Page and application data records
○ ○ ○ ○ ○
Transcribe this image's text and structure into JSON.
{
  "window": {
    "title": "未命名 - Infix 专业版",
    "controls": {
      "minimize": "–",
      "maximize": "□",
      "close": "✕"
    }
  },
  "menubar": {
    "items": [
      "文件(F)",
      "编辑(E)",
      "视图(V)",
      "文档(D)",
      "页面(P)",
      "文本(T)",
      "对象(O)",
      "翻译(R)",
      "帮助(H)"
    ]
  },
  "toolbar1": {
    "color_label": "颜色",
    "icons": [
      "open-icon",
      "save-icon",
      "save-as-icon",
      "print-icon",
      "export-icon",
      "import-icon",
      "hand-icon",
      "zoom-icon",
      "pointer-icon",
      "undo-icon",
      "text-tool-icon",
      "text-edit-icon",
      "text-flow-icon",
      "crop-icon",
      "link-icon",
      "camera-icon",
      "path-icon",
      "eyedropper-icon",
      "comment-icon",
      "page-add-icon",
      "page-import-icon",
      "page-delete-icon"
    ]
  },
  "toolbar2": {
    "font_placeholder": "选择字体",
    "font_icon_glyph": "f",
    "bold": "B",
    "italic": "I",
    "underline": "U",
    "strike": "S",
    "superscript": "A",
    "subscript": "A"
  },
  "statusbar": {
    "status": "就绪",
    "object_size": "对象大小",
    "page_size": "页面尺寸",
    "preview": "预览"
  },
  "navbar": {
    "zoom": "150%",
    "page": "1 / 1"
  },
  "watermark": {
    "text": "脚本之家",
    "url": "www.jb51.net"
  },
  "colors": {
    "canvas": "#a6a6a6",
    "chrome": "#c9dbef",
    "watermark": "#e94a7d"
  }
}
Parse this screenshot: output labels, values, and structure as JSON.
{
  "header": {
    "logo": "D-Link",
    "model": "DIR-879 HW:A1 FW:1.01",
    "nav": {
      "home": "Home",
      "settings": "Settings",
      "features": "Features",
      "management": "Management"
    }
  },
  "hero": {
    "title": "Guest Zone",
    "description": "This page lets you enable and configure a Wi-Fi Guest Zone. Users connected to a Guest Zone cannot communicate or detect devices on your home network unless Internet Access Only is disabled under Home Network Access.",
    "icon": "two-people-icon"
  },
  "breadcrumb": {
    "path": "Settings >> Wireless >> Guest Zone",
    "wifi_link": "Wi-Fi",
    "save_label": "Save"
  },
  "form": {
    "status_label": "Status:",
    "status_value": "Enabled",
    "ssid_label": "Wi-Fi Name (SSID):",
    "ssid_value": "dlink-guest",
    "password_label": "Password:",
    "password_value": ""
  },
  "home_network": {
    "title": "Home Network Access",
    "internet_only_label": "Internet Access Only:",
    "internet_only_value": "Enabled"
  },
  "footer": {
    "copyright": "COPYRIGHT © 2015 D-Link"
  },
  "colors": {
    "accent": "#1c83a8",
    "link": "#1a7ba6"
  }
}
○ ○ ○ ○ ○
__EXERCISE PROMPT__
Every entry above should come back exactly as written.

__RESPONSE TO THIS EXERCISE__
Transcribe this image's text and structure into JSON.
{
  "window": {
    "title": "未命名 - Infix 专业版",
    "controls": {
      "minimize": "–",
      "maximize": "□",
      "close": "✕"
    }
  },
  "menubar": {
    "items": [
      "文件(F)",
      "编辑(E)",
      "视图(V)",
      "文档(D)",
      "页面(P)",
      "文本(T)",
      "对象(O)",
      "翻译(R)",
      "帮助(H)"
    ]
  },
  "toolbar1": {
    "color_label": "颜色",
    "icons": [
      "open-icon",
      "save-icon",
      "save-as-icon",
      "print-icon",
      "export-icon",
      "import-icon",
      "hand-icon",
      "zoom-icon",
      "pointer-icon",
      "undo-icon",
      "text-tool-icon",
      "text-edit-icon",
      "text-flow-icon",
      "crop-icon",
      "link-icon",
      "camera-icon",
      "path-icon",
      "eyedropper-icon",
      "comment-icon",
      "page-add-icon",
      "page-import-icon",
      "page-delete-icon"
    ]
  },
  "toolbar2": {
    "font_placeholder": "选择字体",
    "font_icon_glyph": "f",
    "bold": "B",
    "italic": "I",
    "underline": "U",
    "strike": "S",
    "superscript": "A",
    "subscript": "A"
  },
  "statusbar": {
    "status": "就绪",
    "object_size": "对象大小",
    "page_size": "页面尺寸",
    "preview": "预览"
  },
  "navbar": {
    "zoom": "150%",
    "page": "1 / 1"
  },
  "watermark": {
    "text": "脚本之家",
    "url": "www.jb51.net"
  },
  "colors": {
    "canvas": "#a6a6a6",
    "chrome": "#c9dbef",
    "watermark": "#e94a7d"
  }
}
Parse this screenshot: output labels, values, and structure as JSON.
{
  "header": {
    "logo": "D-Link",
    "model": "DIR-879 HW:A1 FW:1.01",
    "nav": {
      "home": "Home",
      "settings": "Settings",
      "features": "Features",
      "management": "Management"
    }
  },
  "hero": {
    "title": "Guest Zone",
    "description": "This page lets you enable and configure a Wi-Fi Guest Zone. Users connected to a Guest Zone cannot communicate or detect devices on your home network unless Internet Access Only is disabled under Home Network Access.",
    "icon": "two-people-icon"
  },
  "breadcrumb": {
    "path": "Settings >> Wireless >> Guest Zone",
    "wifi_link": "Wi-Fi",
    "save_label": "Save"
  },
  "form": {
    "status_label": "Status:",
    "status_value": "Enabled",
    "ssid_label": "Wi-Fi Name (SSID):",
    "ssid_value": "dlink-guest",
    "password_label": "Password:",
    "password_value": ""
  },
  "home_network": {
    "title": "Home Network Access",
    "internet_only_label": "Internet Access Only:",
    "internet_only_value": "Enabled"
  },
  "footer": {
    "copyright": "COPYRIGHT © 2015 D-Link"
  },
  "colors": {
    "accent": "#1c83a8",
    "link": "#1a7ba6"
  }
}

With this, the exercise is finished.